Born and raised in Louisiana, Christopher John Rogers understands this concept implicitly, and for pre-fall, he sought to explore what it means to push the limits of your look without straying too far from convention. To accomplish this, he thought back to his youth in Baton Rouge and how he put together outfits as a child.
“If I was wearing a suit, there had to be a shirt and tie that matched,” Rogers explained. “If the shirt was forest green, I’d wear a coordinating jacquard tie or stripes, which was my way of showing that I had a point of view while still looking presentable.”
Rogers’s color palette may be bright, but he can send subtle messages. Here he worked to rethink the staples of American sportswear, loading classic silhouettes with oversaturated colors and heavily detailed prints of the Ken Scott and Celia Birtwell variety. All the oomph allows for moments of grandeur—a multicolored ball gown with spin-painting patterns that would make Damien Hirst jealous—but the evening fare takes a back seat to the more versatile looks.
Given the lengthy amount of time that pre-collections spend on the shelves, the season has taken on added importance. “Our preseasons are now our main seasons,” said Rogers. “So there is a lot of [focus] on this idea of comfort, being able to wear these clothes to more than just an event.”

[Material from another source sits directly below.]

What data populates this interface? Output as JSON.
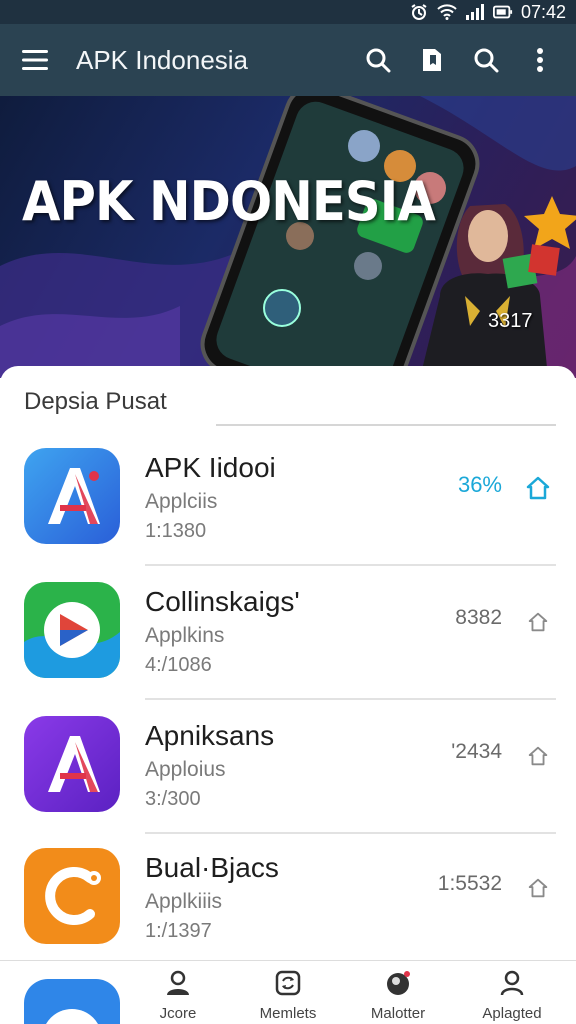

Broadening the scope of his designs allowed Rogers to play with some new categories, most notably outerwear. His playful takes on pragmatic pieces seemed destined for Instagram glory. Offered in transparent PVC with rainbow squiggles covering nearly every inch, his raincoat is a delightful finishing touch that will have people wishing for rain.
Likewise, fluorescent hues and gradient stripes inject life into the most basic of basics, like shirtdresses and house gowns. Some of the collection’s energy can be attributed to the use of pastiche; the lineup wasn’t just a Southern homage or retro mashup. It was a mix of themes, eras, and muses united by Rogers’s affinity toward them.
A quick perusal and you’ll see modish prints, flapper silhouettes, fringe, the exaggerated proportions of late-’50s couture, Yayoi Kusama–Esque polka dots, and much more. “I started from such a visceral place,” he said. “Instead of an overly prescriptive vision, I wanted it to feel like [I was] going through my closet and finding pieces that made sense to me and how I wanted to show myself to the world. Ultimately that’s what I’m trying to do—create tools for people so they can express themselves fully.”